What you are asked to do — Pictures aside, restate the records below exactly as written.

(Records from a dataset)

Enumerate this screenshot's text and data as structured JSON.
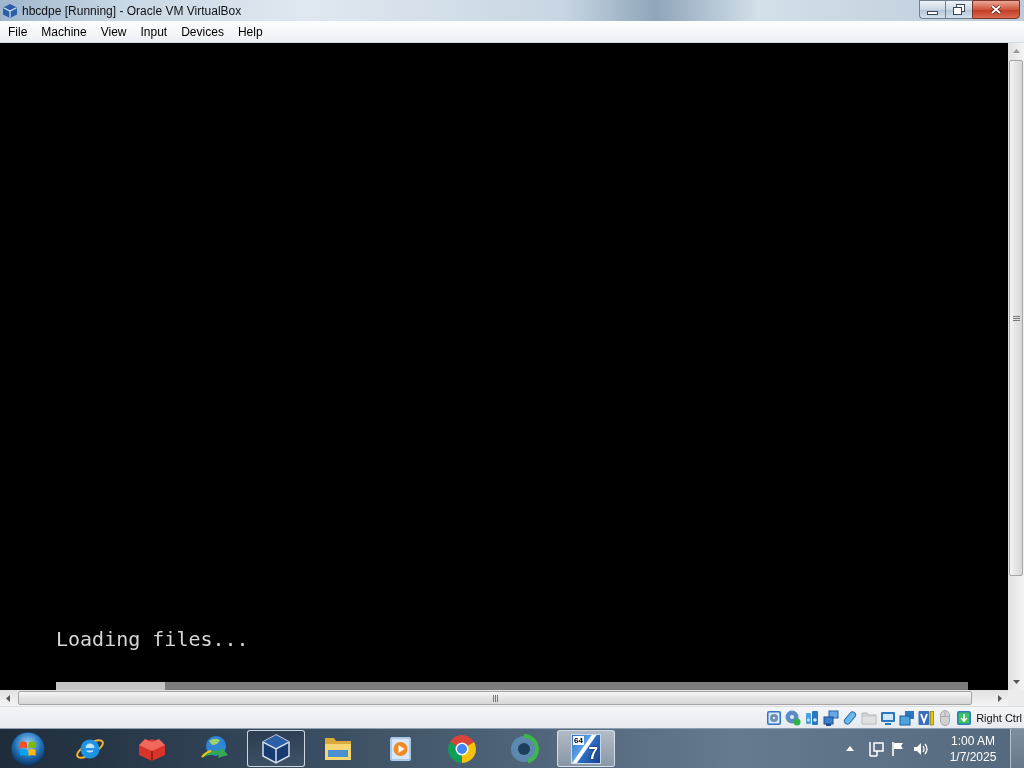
{
  "window": {
    "title": "hbcdpe [Running] - Oracle VM VirtualBox"
  },
  "menu": [
    "File",
    "Machine",
    "View",
    "Input",
    "Devices",
    "Help"
  ],
  "vm_screen": {
    "message": "Loading files...",
    "progress": {
      "level": 0.12
    }
  },
  "status_bar": {
    "indicators": [
      {
        "kind": "hard-disk",
        "disabled": false
      },
      {
        "kind": "optical-disc",
        "disabled": false
      },
      {
        "kind": "audio",
        "disabled": false
      },
      {
        "kind": "network",
        "disabled": false
      },
      {
        "kind": "usb",
        "disabled": false
      },
      {
        "kind": "shared-folder",
        "disabled": true
      },
      {
        "kind": "display",
        "disabled": false
      },
      {
        "kind": "recording",
        "disabled": false
      },
      {
        "kind": "features",
        "disabled": false
      },
      {
        "kind": "mouse",
        "disabled": true
      },
      {
        "kind": "keyboard",
        "disabled": false
      }
    ],
    "host_key": "Right Ctrl"
  },
  "taskbar": {
    "apps": [
      {
        "kind": "browser",
        "running": false,
        "selected": false
      },
      {
        "kind": "red-box",
        "running": false,
        "selected": false
      },
      {
        "kind": "downloader",
        "running": false,
        "selected": false
      },
      {
        "kind": "virtualbox",
        "running": true,
        "selected": true
      },
      {
        "kind": "explorer",
        "running": false,
        "selected": false
      },
      {
        "kind": "media",
        "running": false,
        "selected": false
      },
      {
        "kind": "chrome",
        "running": false,
        "selected": false
      },
      {
        "kind": "swirl",
        "running": false,
        "selected": false
      },
      {
        "kind": "tile",
        "running": true,
        "selected": false,
        "badge": "64",
        "glyph": "7"
      }
    ],
    "clock": {
      "time": "1:00 AM",
      "date": "1/7/2025"
    }
  }
}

Answer space —
Enumerate this screenshot's text and data as structured JSON.
{
  "window": {
    "title": "hbcdpe [Running] - Oracle VM VirtualBox"
  },
  "menu": [
    "File",
    "Machine",
    "View",
    "Input",
    "Devices",
    "Help"
  ],
  "vm_screen": {
    "message": "Loading files...",
    "progress": {
      "level": 0.12
    }
  },
  "status_bar": {
    "indicators": [
      {
        "kind": "hard-disk",
        "disabled": false
      },
      {
        "kind": "optical-disc",
        "disabled": false
      },
      {
        "kind": "audio",
        "disabled": false
      },
      {
        "kind": "network",
        "disabled": false
      },
      {
        "kind": "usb",
        "disabled": false
      },
      {
        "kind": "shared-folder",
        "disabled": true
      },
      {
        "kind": "display",
        "disabled": false
      },
      {
        "kind": "recording",
        "disabled": false
      },
      {
        "kind": "features",
        "disabled": false
      },
      {
        "kind": "mouse",
        "disabled": true
      },
      {
        "kind": "keyboard",
        "disabled": false
      }
    ],
    "host_key": "Right Ctrl"
  },
  "taskbar": {
    "apps": [
      {
        "kind": "browser",
        "running": false,
        "selected": false
      },
      {
        "kind": "red-box",
        "running": false,
        "selected": false
      },
      {
        "kind": "downloader",
        "running": false,
        "selected": false
      },
      {
        "kind": "virtualbox",
        "running": true,
        "selected": true
      },
      {
        "kind": "explorer",
        "running": false,
        "selected": false
      },
      {
        "kind": "media",
        "running": false,
        "selected": false
      },
      {
        "kind": "chrome",
        "running": false,
        "selected": false
      },
      {
        "kind": "swirl",
        "running": false,
        "selected": false
      },
      {
        "kind": "tile",
        "running": true,
        "selected": false,
        "badge": "64",
        "glyph": "7"
      }
    ],
    "clock": {
      "time": "1:00 AM",
      "date": "1/7/2025"
    }
  }
}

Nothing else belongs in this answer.